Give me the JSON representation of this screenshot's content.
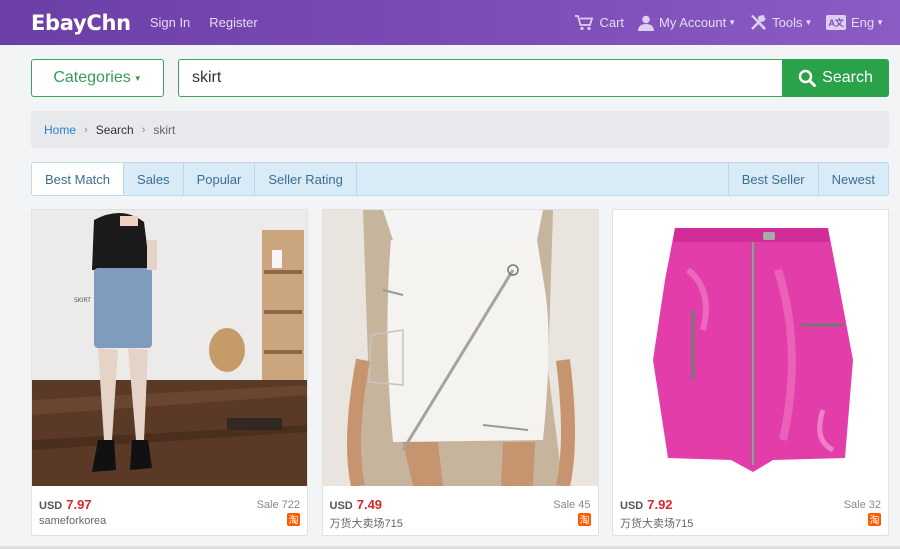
{
  "header": {
    "logo": "EbayChn",
    "sign_in": "Sign In",
    "register": "Register",
    "cart": "Cart",
    "my_account": "My Account",
    "tools": "Tools",
    "language": "Eng",
    "language_icon_text": "A文"
  },
  "search": {
    "categories_label": "Categories",
    "query": "skirt",
    "button_label": "Search"
  },
  "breadcrumb": {
    "home": "Home",
    "search": "Search",
    "current": "skirt"
  },
  "sort_tabs": {
    "left": [
      "Best Match",
      "Sales",
      "Popular",
      "Seller Rating"
    ],
    "right": [
      "Best Seller",
      "Newest"
    ],
    "active": "Best Match"
  },
  "products": [
    {
      "currency": "USD",
      "price": "7.97",
      "sales": "Sale 722",
      "seller": "sameforkorea",
      "badge": "淘"
    },
    {
      "currency": "USD",
      "price": "7.49",
      "sales": "Sale 45",
      "seller": "万货大卖场715",
      "badge": "淘"
    },
    {
      "currency": "USD",
      "price": "7.92",
      "sales": "Sale 32",
      "seller": "万货大卖场715",
      "badge": "淘"
    }
  ],
  "colors": {
    "header_gradient_start": "#6b3fa6",
    "header_gradient_end": "#8b5cc4",
    "accent_green": "#2aa24a",
    "price_red": "#d9252b",
    "link_blue": "#2a7fd0"
  }
}
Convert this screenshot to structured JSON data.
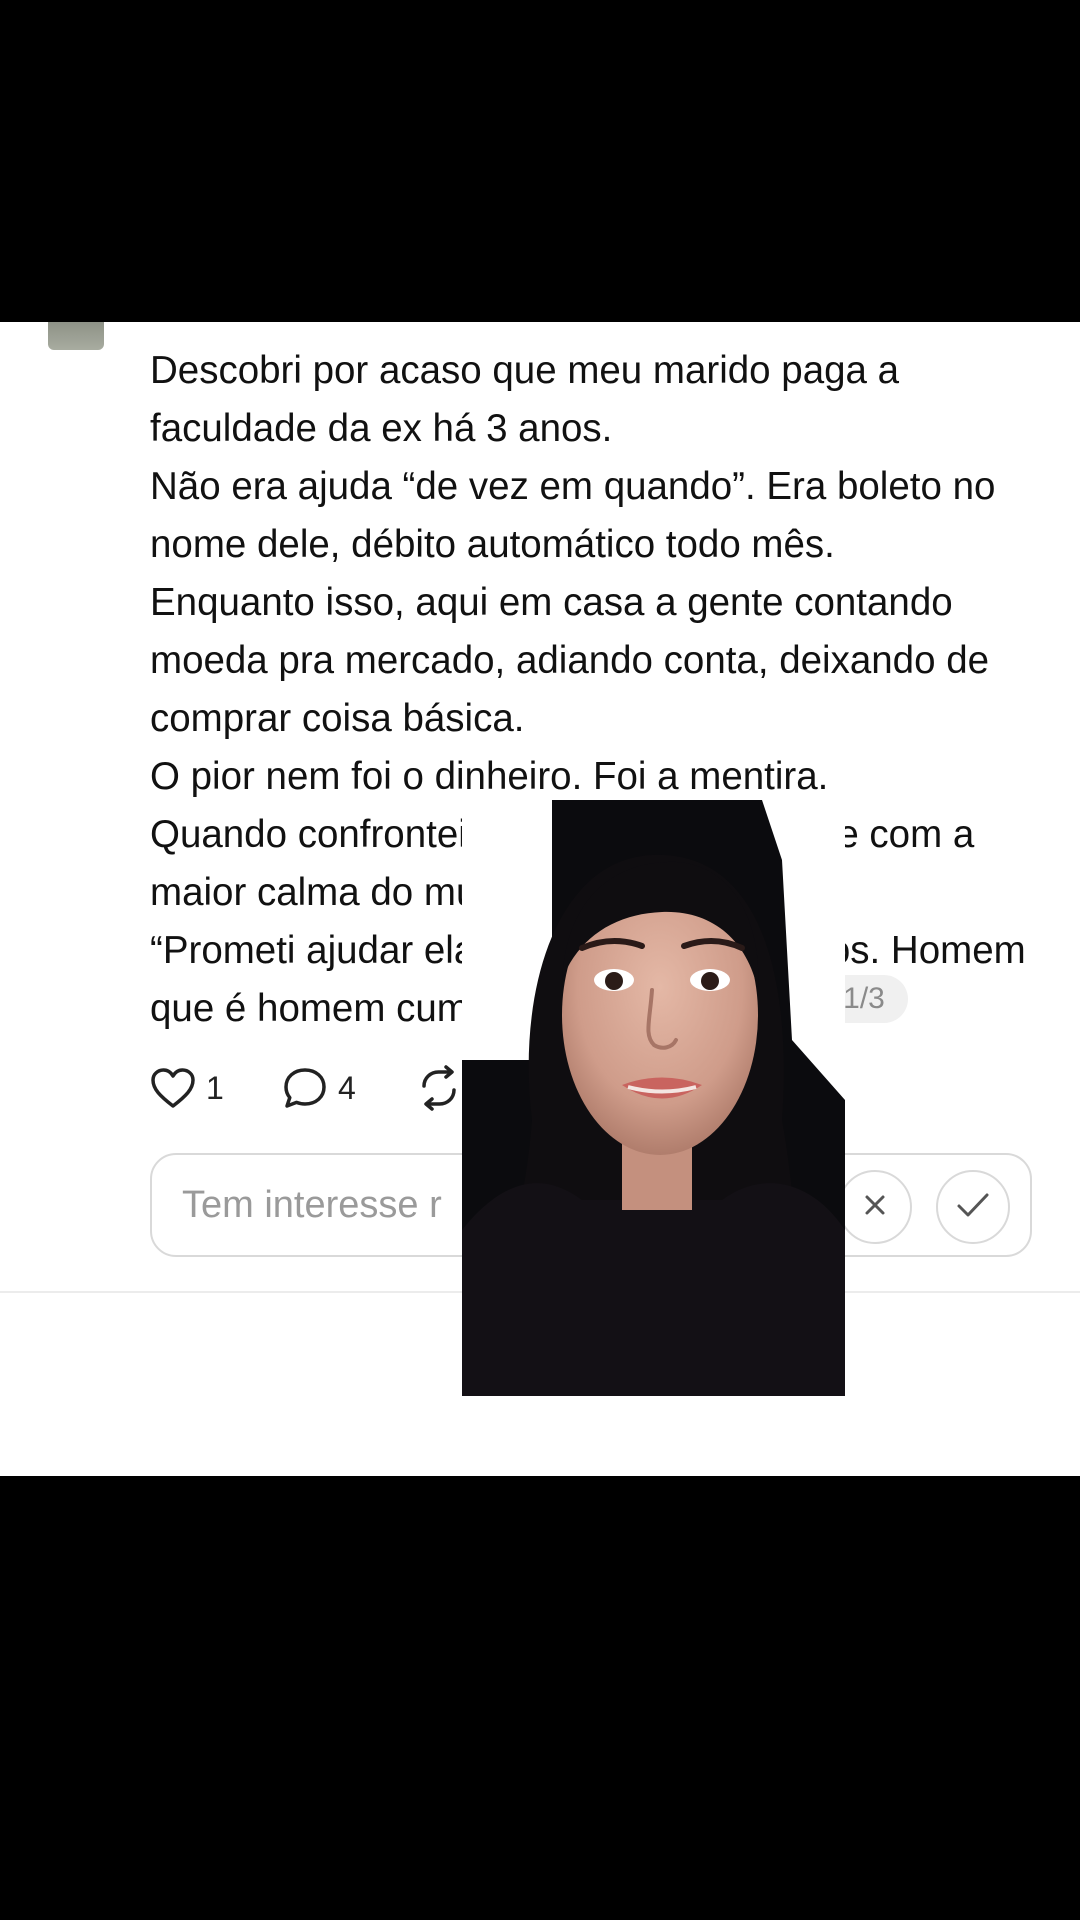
{
  "post": {
    "lines": [
      "Descobri por acaso que meu marido paga a",
      "faculdade da ex há 3 anos.",
      "Não era ajuda “de vez em quando”. Era boleto no",
      "nome dele, débito automático todo mês.",
      "Enquanto isso, aqui em casa a gente contando",
      "moeda pra mercado, adiando conta, deixando de",
      "comprar coisa básica.",
      "O pior nem foi o dinheiro. Foi a mentira.",
      "Quando confrontei, ele nã",
      "maior calma do mundo",
      "“Prometi ajudar ela qu",
      "que é homem cumpre"
    ],
    "line_tails": {
      "line9": ". Disse com a",
      "line11": "mos. Homem"
    },
    "page_indicator": "1/3"
  },
  "actions": {
    "like_count": "1",
    "reply_count": "4"
  },
  "reply": {
    "placeholder": "Tem interesse r"
  },
  "icons": {
    "like": "heart-icon",
    "reply": "comment-bubble-icon",
    "repost": "repost-icon",
    "dismiss": "close-icon",
    "confirm": "checkmark-icon"
  },
  "colors": {
    "background_frame": "#000000",
    "card": "#ffffff",
    "text": "#111111",
    "muted": "#9a9a9a"
  }
}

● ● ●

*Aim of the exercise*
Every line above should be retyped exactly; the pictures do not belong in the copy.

*Exercise result*
Give me the JSON representation of this screenshot's content.
{
  "header": {
    "logo": "EbayChn",
    "sign_in": "Sign In",
    "register": "Register",
    "cart": "Cart",
    "my_account": "My Account",
    "tools": "Tools",
    "language": "Eng",
    "language_icon_text": "A文"
  },
  "search": {
    "categories_label": "Categories",
    "query": "skirt",
    "button_label": "Search"
  },
  "breadcrumb": {
    "home": "Home",
    "search": "Search",
    "current": "skirt"
  },
  "sort_tabs": {
    "left": [
      "Best Match",
      "Sales",
      "Popular",
      "Seller Rating"
    ],
    "right": [
      "Best Seller",
      "Newest"
    ],
    "active": "Best Match"
  },
  "products": [
    {
      "currency": "USD",
      "price": "7.97",
      "sales": "Sale 722",
      "seller": "sameforkorea",
      "badge": "淘"
    },
    {
      "currency": "USD",
      "price": "7.49",
      "sales": "Sale 45",
      "seller": "万货大卖场715",
      "badge": "淘"
    },
    {
      "currency": "USD",
      "price": "7.92",
      "sales": "Sale 32",
      "seller": "万货大卖场715",
      "badge": "淘"
    }
  ],
  "colors": {
    "header_gradient_start": "#6b3fa6",
    "header_gradient_end": "#8b5cc4",
    "accent_green": "#2aa24a",
    "price_red": "#d9252b",
    "link_blue": "#2a7fd0"
  }
}
Convert this screenshot to structured JSON data.
{
  "post": {
    "lines": [
      "Descobri por acaso que meu marido paga a",
      "faculdade da ex há 3 anos.",
      "Não era ajuda “de vez em quando”. Era boleto no",
      "nome dele, débito automático todo mês.",
      "Enquanto isso, aqui em casa a gente contando",
      "moeda pra mercado, adiando conta, deixando de",
      "comprar coisa básica.",
      "O pior nem foi o dinheiro. Foi a mentira.",
      "Quando confrontei, ele nã",
      "maior calma do mundo",
      "“Prometi ajudar ela qu",
      "que é homem cumpre"
    ],
    "line_tails": {
      "line9": ". Disse com a",
      "line11": "mos. Homem"
    },
    "page_indicator": "1/3"
  },
  "actions": {
    "like_count": "1",
    "reply_count": "4"
  },
  "reply": {
    "placeholder": "Tem interesse r"
  },
  "icons": {
    "like": "heart-icon",
    "reply": "comment-bubble-icon",
    "repost": "repost-icon",
    "dismiss": "close-icon",
    "confirm": "checkmark-icon"
  },
  "colors": {
    "background_frame": "#000000",
    "card": "#ffffff",
    "text": "#111111",
    "muted": "#9a9a9a"
  }
}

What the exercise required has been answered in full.